* [What this task involves]:
Say how many lines in the records contain the string "link", giving the number by itself.

Entries from a dataset of interfaces:

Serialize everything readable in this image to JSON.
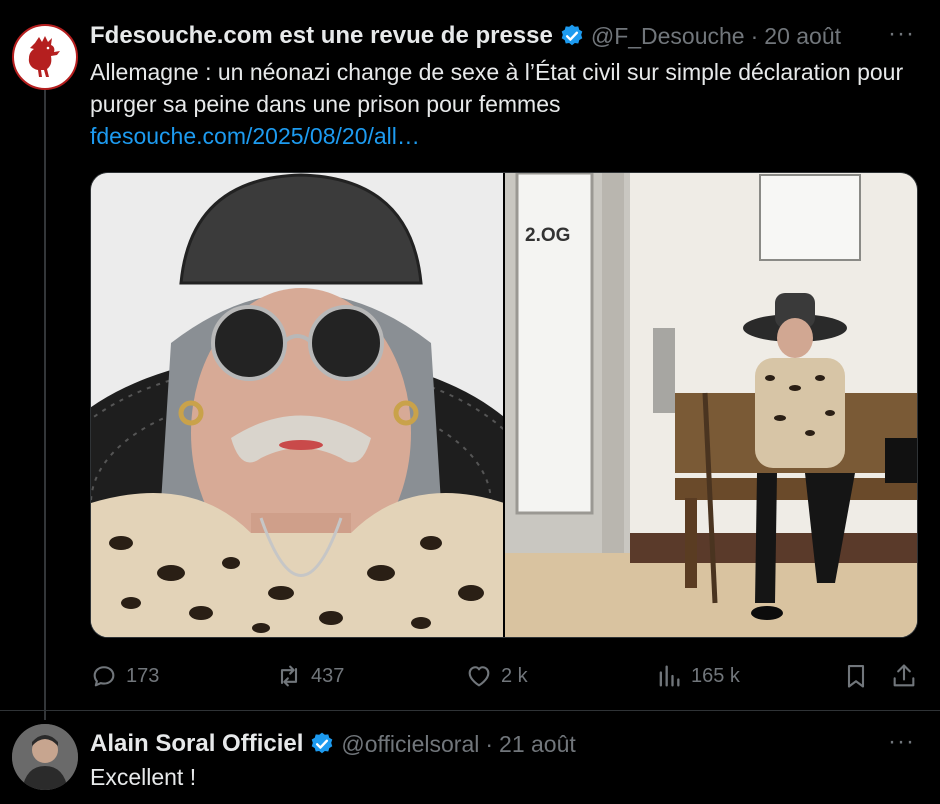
{
  "tweet1": {
    "author": "Fdesouche.com est une revue de presse",
    "handle": "@F_Desouche",
    "separator": "·",
    "date": "20 août",
    "text": "Allemagne : un néonazi change de sexe à l’État civil sur simple déclaration pour purger sa peine dans une prison pour femmes",
    "link": "fdesouche.com/2025/08/20/all…",
    "images": [
      {
        "sign": "2.OG"
      }
    ],
    "stats": {
      "replies": "173",
      "reposts": "437",
      "likes": "2 k",
      "views": "165 k"
    }
  },
  "tweet2": {
    "author": "Alain Soral Officiel",
    "handle": "@officielsoral",
    "separator": "·",
    "date": "21 août",
    "text": "Excellent !"
  },
  "more_label": "···",
  "colors": {
    "background": "#000000",
    "text": "#e7e9ea",
    "secondary": "#71767b",
    "link": "#1d9bf0",
    "verified": "#1d9bf0",
    "logo_red": "#b51f1f"
  }
}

* [Result]:
2